The story follows Precious, a morbidly obese, domestically abused teenage girl living in a run down, impoverished Harlem neighborhood. Her mother is an abusive, selfish monster and her life is a series of humiliations and punishments. Until, she is enrolled in a special class led by inspirational teacher Paula Patton and with the help of other socially repressed teenage girls and is finally given her chance to find herself. Described like this, the films seems like a slightly more uncompromising version of the usual teacher getting through to kids from the wrong side of the street, which I guess it is in a way. Being more from the student's perspective, particularly one who lives such a horrifying life as Precious does gives it a bit more bite. But the scenes in the classroom felt a little generic to me, with the supporting cast of multi-ethnic stereotypes definitely giving off a freedom writers vibe. Paula Patton is good enough in the role of the teacher I suppose, but it feels a little tame compared to the scenes where M'onique is on screen as Precious' near satanic mother, who is a character played with such self-centered ferocity, and also brilliantly, that whenever she's not on screen the movie feels weaker by comparison. I believe blogger's call it the Joker syndrome. But as depressing as it is to say, the only real excellent aspect of Precious is the horror, as the fantasy sequences feel forced and trite, as does at times the familiar redemption by education. Gabourney Sidibe delivers a quite internal performance in the lead. which is impressively mature for her age, allowing her co-stars to steal scenes and allowing her character to be an almost inaccessible pillar of sadness. Its not spellbinding, but it is impressive.

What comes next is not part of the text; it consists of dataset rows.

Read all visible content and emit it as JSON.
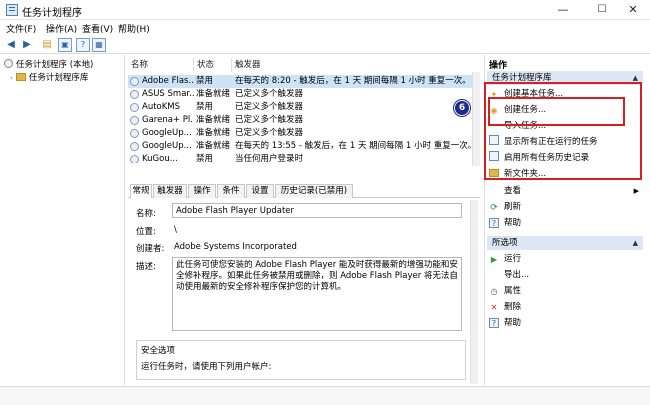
{
  "window": {
    "title": "任务计划程序",
    "min": "—",
    "max": "☐",
    "close": "✕"
  },
  "menu": [
    "文件(F)",
    "操作(A)",
    "查看(V)",
    "帮助(H)"
  ],
  "tree": {
    "root": "任务计划程序 (本地)",
    "child": "任务计划程序库"
  },
  "columns": [
    "名称",
    "状态",
    "触发器"
  ],
  "tasks": [
    {
      "name": "Adobe Flas...",
      "status": "禁用",
      "trigger": "在每天的 8:20 - 触发后，在 1 天 期间每隔 1 小时 重复一次。"
    },
    {
      "name": "ASUS Smar...",
      "status": "准备就绪",
      "trigger": "已定义多个触发器"
    },
    {
      "name": "AutoKMS",
      "status": "禁用",
      "trigger": "已定义多个触发器"
    },
    {
      "name": "Garena+ Pl...",
      "status": "准备就绪",
      "trigger": "已定义多个触发器"
    },
    {
      "name": "GoogleUp...",
      "status": "准备就绪",
      "trigger": "已定义多个触发器"
    },
    {
      "name": "GoogleUp...",
      "status": "准备就绪",
      "trigger": "在每天的 13:55 - 触发后，在 1 天 期间每隔 1 小时 重复一次。"
    },
    {
      "name": "KuGou...",
      "status": "禁用",
      "trigger": "当任何用户登录时"
    }
  ],
  "detail_tabs": [
    "常规",
    "触发器",
    "操作",
    "条件",
    "设置",
    "历史记录(已禁用)"
  ],
  "detail": {
    "name_label": "名称:",
    "name": "Adobe Flash Player Updater",
    "location_label": "位置:",
    "location": "\\",
    "author_label": "创建者:",
    "author": "Adobe Systems Incorporated",
    "desc_label": "描述:",
    "desc": "此任务可使您安装的 Adobe Flash Player 能及时获得最新的增强功能和安全修补程序。如果此任务被禁用或删除，则 Adobe Flash Player 将无法自动使用最新的安全修补程序保护您的计算机。",
    "security_header": "安全选项",
    "run_as": "运行任务时，请使用下列用户帐户:"
  },
  "actions": {
    "header": "操作",
    "section1": "任务计划程序库",
    "items1": [
      "创建基本任务...",
      "创建任务...",
      "导入任务...",
      "显示所有正在运行的任务",
      "启用所有任务历史记录",
      "新文件夹...",
      "查看",
      "刷新",
      "帮助"
    ],
    "section2": "所选项",
    "items2": [
      "运行",
      "导出...",
      "属性",
      "删除",
      "帮助"
    ]
  },
  "annotation": {
    "step": "6"
  },
  "colors": {
    "highlight": "#d42020",
    "selected_row": "#cde3f7",
    "section_bg": "#dce6f4",
    "badge": "#1d2a8e"
  }
}
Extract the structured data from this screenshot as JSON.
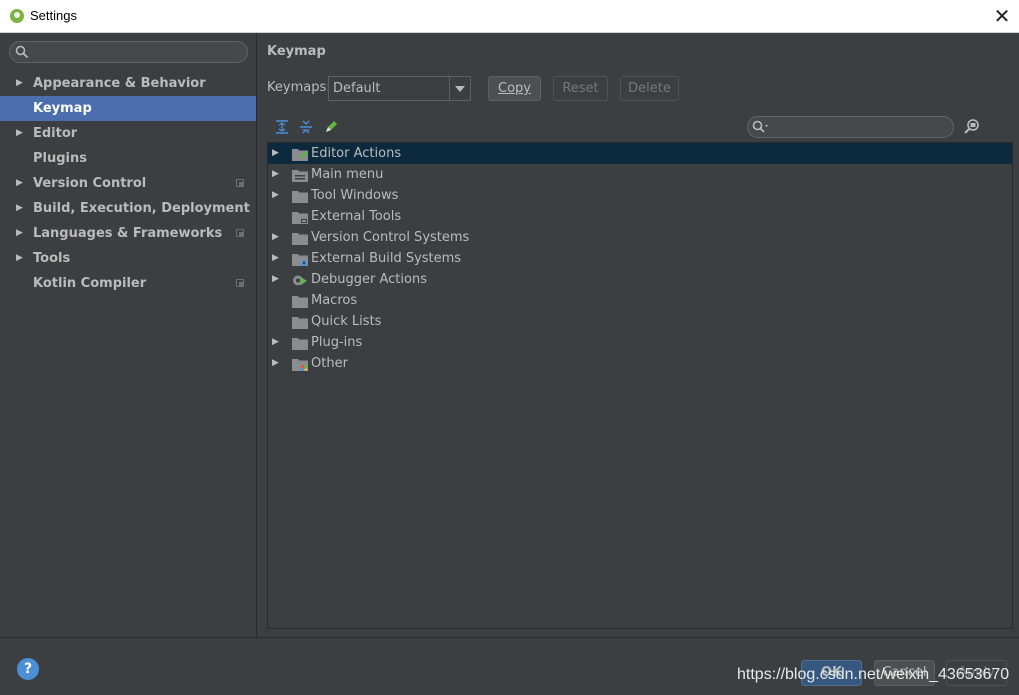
{
  "window": {
    "title": "Settings"
  },
  "colors": {
    "selection": "#4b6eaf",
    "tree_selection": "#0d293e",
    "background": "#3c3f41",
    "ok_button": "#365880",
    "help": "#4d8fd6"
  },
  "sidebar": {
    "search_icon": "search-icon",
    "items": [
      {
        "label": "Appearance & Behavior",
        "expandable": true,
        "selected": false
      },
      {
        "label": "Keymap",
        "expandable": false,
        "selected": true
      },
      {
        "label": "Editor",
        "expandable": true,
        "selected": false
      },
      {
        "label": "Plugins",
        "expandable": false,
        "selected": false
      },
      {
        "label": "Version Control",
        "expandable": true,
        "selected": false,
        "project": true
      },
      {
        "label": "Build, Execution, Deployment",
        "expandable": true,
        "selected": false
      },
      {
        "label": "Languages & Frameworks",
        "expandable": true,
        "selected": false,
        "project": true
      },
      {
        "label": "Tools",
        "expandable": true,
        "selected": false
      },
      {
        "label": "Kotlin Compiler",
        "expandable": false,
        "selected": false,
        "project": true
      }
    ]
  },
  "main": {
    "title": "Keymap",
    "keymaps_label": "Keymaps:",
    "keymap_selected": "Default",
    "buttons": {
      "copy": "Copy",
      "reset": "Reset",
      "delete": "Delete"
    },
    "toolbar_icons": [
      "expand-all-icon",
      "collapse-all-icon",
      "edit-shortcuts-icon"
    ],
    "tree": [
      {
        "label": "Editor Actions",
        "expandable": true,
        "selected": true,
        "icon": "editor-actions-icon"
      },
      {
        "label": "Main menu",
        "expandable": true,
        "selected": false,
        "icon": "main-menu-icon"
      },
      {
        "label": "Tool Windows",
        "expandable": true,
        "selected": false,
        "icon": "folder-icon"
      },
      {
        "label": "External Tools",
        "expandable": false,
        "selected": false,
        "icon": "external-tools-icon"
      },
      {
        "label": "Version Control Systems",
        "expandable": true,
        "selected": false,
        "icon": "folder-icon"
      },
      {
        "label": "External Build Systems",
        "expandable": true,
        "selected": false,
        "icon": "external-build-icon"
      },
      {
        "label": "Debugger Actions",
        "expandable": true,
        "selected": false,
        "icon": "debugger-icon"
      },
      {
        "label": "Macros",
        "expandable": false,
        "selected": false,
        "icon": "folder-icon"
      },
      {
        "label": "Quick Lists",
        "expandable": false,
        "selected": false,
        "icon": "folder-icon"
      },
      {
        "label": "Plug-ins",
        "expandable": true,
        "selected": false,
        "icon": "folder-icon"
      },
      {
        "label": "Other",
        "expandable": true,
        "selected": false,
        "icon": "other-icon"
      }
    ]
  },
  "footer": {
    "help": "?",
    "ok": "OK",
    "cancel": "Cancel",
    "apply": "Apply",
    "watermark": "https://blog.csdn.net/weixin_43653670"
  }
}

Overall, Precious isn't quite the masterpiece it wanted to be, or possibly thinks it is, given all the consequent critical adoration, but its a powerful movie that isn't quite what it could be because it falls into one or two cliche's. But nonetheless its terrifically acted representation of a world too often ignored, so often if the visuals are slightly obnoxious, you can forgive what it is because you can feel what it wanted to be.